NASHUA -- The city's recycling program will overspend its budget by the end of March, leaving city officials to decide how to fund the program for the next three months.
“The future of single-stream recycling is really in a transitional stage right now. Most recyclables were going to China,” said Lisa Fauteux, director of public works. “China effectively shut down the world market, which has really created some limited markets for recyclables at the current time. And, as a result, the cost of single-stream recycling has really skyrocketed.”
A total of $400,000 was appropriated for the city's recycling program in the current budget, which will be expended by the end of the month, according to Fauteux.
She is requesting a supplemental appropriation of $120,000 to continue the recycling program. Fauteux told the Board of Aldermen this week that there is additional revenue in the solid waste budget that was not anticipated, which could be used to cover the additional recycling expense.
Nashua collects about 5,000 tons of recyclables each year, with about six loads per week that are hauled away by a vendor, according to Jeff Lafleur, superintendent of Nashua’s Solid Waste Department.

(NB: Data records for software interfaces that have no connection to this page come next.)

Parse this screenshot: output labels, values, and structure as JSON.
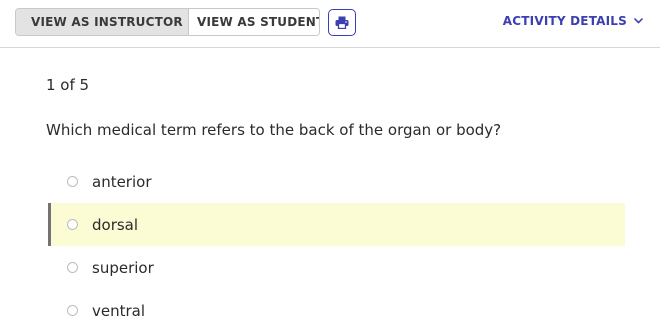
{
  "toolbar": {
    "view_as_instructor": "VIEW AS INSTRUCTOR",
    "view_as_student": "VIEW AS STUDENT",
    "activity_details": "ACTIVITY DETAILS",
    "icons": {
      "active_view": "check-circle-icon",
      "print": "printer-icon",
      "details": "chevron-down-icon"
    }
  },
  "question": {
    "counter": "1 of 5",
    "text": "Which medical term refers to the back of the organ or body?",
    "options": [
      {
        "label": "anterior",
        "highlighted": false
      },
      {
        "label": "dorsal",
        "highlighted": true
      },
      {
        "label": "superior",
        "highlighted": false
      },
      {
        "label": "ventral",
        "highlighted": false
      }
    ]
  },
  "colors": {
    "accent": "#3b3fb0",
    "highlight_background": "#fbfbd4",
    "active_toggle_background": "#e3e3e3",
    "text": "#2b2b2b"
  }
}
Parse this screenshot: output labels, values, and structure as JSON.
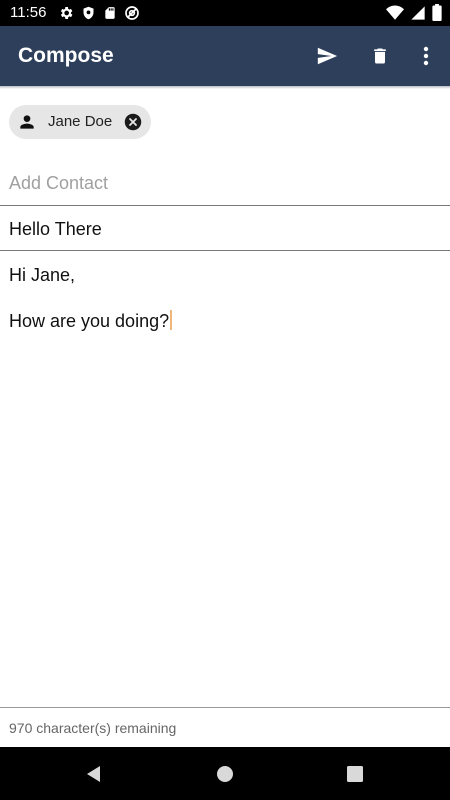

“The city should remain committed to recycling,” he said, adding it would send the wrong message to residents if recyclables were temporarily stashed at the landfill until July 1, when the next budget cycle begins.
The Board of Public Works is recommending that the $120,000 in extra revenue -- unrelated to recycling -- be used to cover the recycling costs for the remainder of the budget cycle; the proposal is now being considered by an aldermanic committee.

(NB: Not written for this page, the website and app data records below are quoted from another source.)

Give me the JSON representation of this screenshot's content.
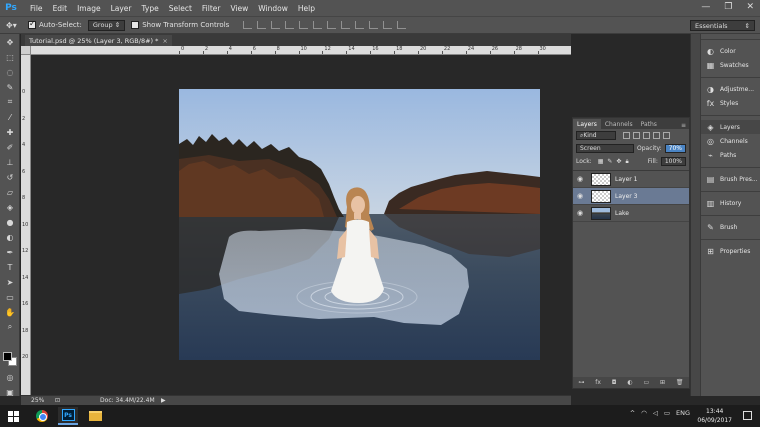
{
  "app": {
    "logo": "Ps"
  },
  "menu": [
    "File",
    "Edit",
    "Image",
    "Layer",
    "Type",
    "Select",
    "Filter",
    "View",
    "Window",
    "Help"
  ],
  "window_controls": {
    "minimize": "—",
    "maximize": "❐",
    "close": "✕"
  },
  "options": {
    "auto_select_label": "Auto-Select:",
    "auto_select_checked": true,
    "auto_select_target": "Group",
    "transform_label": "Show Transform Controls",
    "transform_checked": false,
    "workspace": "Essentials"
  },
  "document": {
    "tab_title": "Tutorial.psd @ 25% (Layer 3, RGB/8#) *",
    "close_icon": "×",
    "zoom": "25%",
    "doc_size": "Doc: 34.4M/22.4M"
  },
  "ruler_top": [
    "0",
    "2",
    "4",
    "6",
    "8",
    "10",
    "12",
    "14",
    "16",
    "18",
    "20",
    "22",
    "24",
    "26",
    "28",
    "30"
  ],
  "ruler_left": [
    "0",
    "2",
    "4",
    "6",
    "8",
    "10",
    "12",
    "14",
    "16",
    "18",
    "20"
  ],
  "dock": [
    {
      "label": "Color",
      "icon": "color-icon"
    },
    {
      "label": "Swatches",
      "icon": "swatches-icon"
    },
    {
      "label": "Adjustme...",
      "icon": "adjustments-icon"
    },
    {
      "label": "Styles",
      "icon": "styles-icon"
    },
    {
      "label": "Layers",
      "icon": "layers-icon"
    },
    {
      "label": "Channels",
      "icon": "channels-icon"
    },
    {
      "label": "Paths",
      "icon": "paths-icon"
    },
    {
      "label": "Brush Pres...",
      "icon": "brush-presets-icon"
    },
    {
      "label": "History",
      "icon": "history-icon"
    },
    {
      "label": "Brush",
      "icon": "brush-icon"
    },
    {
      "label": "Properties",
      "icon": "properties-icon"
    }
  ],
  "layers_panel": {
    "tabs": [
      "Layers",
      "Channels",
      "Paths"
    ],
    "filter_kind": "Kind",
    "blend_mode": "Screen",
    "opacity_label": "Opacity:",
    "opacity": "70%",
    "lock_label": "Lock:",
    "fill_label": "Fill:",
    "fill": "100%",
    "layers": [
      {
        "name": "Layer 1",
        "selected": false,
        "thumb": "checker"
      },
      {
        "name": "Layer 3",
        "selected": true,
        "thumb": "checker"
      },
      {
        "name": "Lake",
        "selected": false,
        "thumb": "lake"
      }
    ]
  },
  "taskbar": {
    "tray_lang": "ENG",
    "time": "13:44",
    "date": "06/09/2017"
  }
}
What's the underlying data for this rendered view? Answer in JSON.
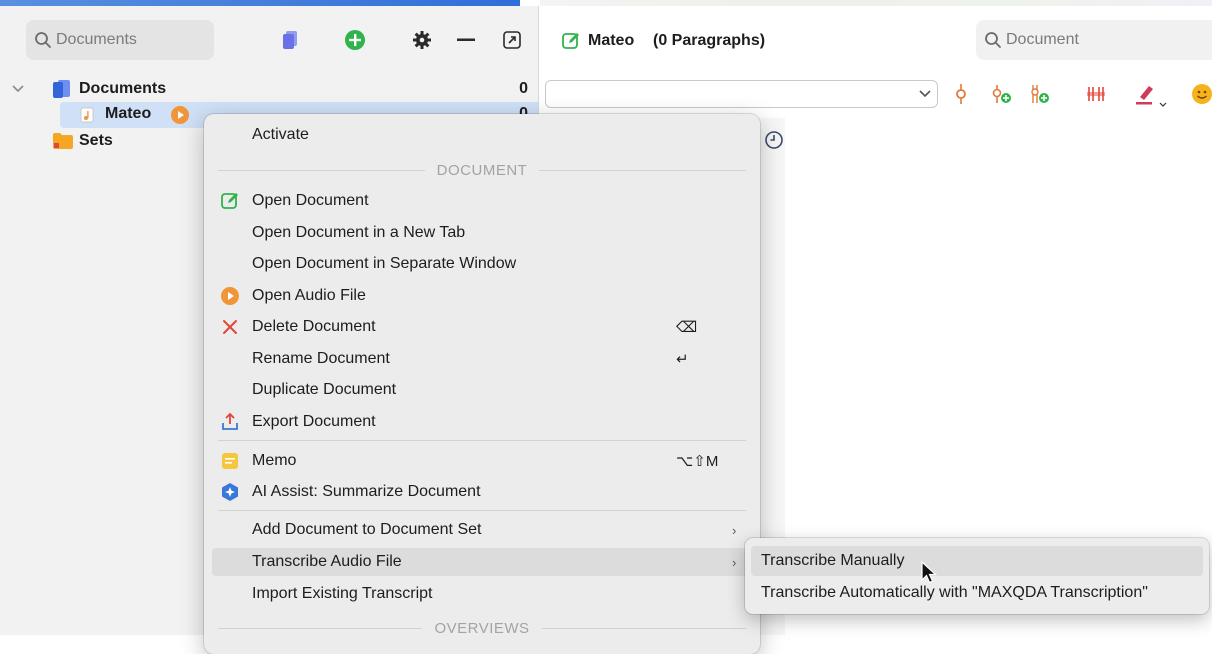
{
  "left_panel": {
    "search_placeholder": "Documents",
    "tree": {
      "root": {
        "label": "Documents",
        "count": "0"
      },
      "child": {
        "label": "Mateo",
        "count": "0"
      },
      "sets": {
        "label": "Sets"
      }
    }
  },
  "right_panel": {
    "title": "Mateo",
    "paragraphs": "(0 Paragraphs)",
    "search_placeholder": "Document"
  },
  "context_menu": {
    "activate": "Activate",
    "section_document": "DOCUMENT",
    "open_document": "Open Document",
    "open_new_tab": "Open Document in a New Tab",
    "open_separate_window": "Open Document in Separate Window",
    "open_audio": "Open Audio File",
    "delete": "Delete Document",
    "delete_shortcut": "⌫",
    "rename": "Rename Document",
    "rename_shortcut": "↵",
    "duplicate": "Duplicate Document",
    "export": "Export Document",
    "memo": "Memo",
    "memo_shortcut": "⌥⇧M",
    "ai_summarize": "AI Assist: Summarize Document",
    "add_to_set": "Add Document to Document Set",
    "transcribe": "Transcribe Audio File",
    "import_transcript": "Import Existing Transcript",
    "section_overviews": "OVERVIEWS",
    "submenu_arrow": "›"
  },
  "submenu": {
    "manual": "Transcribe Manually",
    "auto": "Transcribe Automatically with \"MAXQDA Transcription\""
  },
  "colors": {
    "accent_blue": "#2f6fd8",
    "green": "#2fb34a",
    "orange": "#f0953a",
    "red": "#e0463a",
    "selection": "#cfe0f7"
  }
}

Sally Hyland, the city’s recycling coordinator, said changes have been made to lighten the load of recycling by installing a canopy over the recycling storage area at the landfill -- a change that keeps the material dry and lighter in order to save some money.
The cost of recycling was about $238,600 during fiscal year 2018, and has already hit $321,287 in fiscal year 2019 with more than three months remaining, explained LaFleur.
There is currently no revenue from single-stream recycling, they told city officials.
In 2017, the city was paying less than $1 a ton to dispose of its recyclables, but was most recently paying more than $82 a ton.
Casella Waste Systems, the company Nashua uses to haul away its recyclables, previously warned the city that costs could increase.
According to a prior post on Casella’s website, China enacted the National Sword Program last year to reduce the amount of carried waste being sent into the country as an initiative to combat pollution.
“China has banned 24 types of materials that were previously entering their country as recyclables,” stated the site. “The largest ban that has impacted the U.S. recycling industry has been the ban on mixed paper.”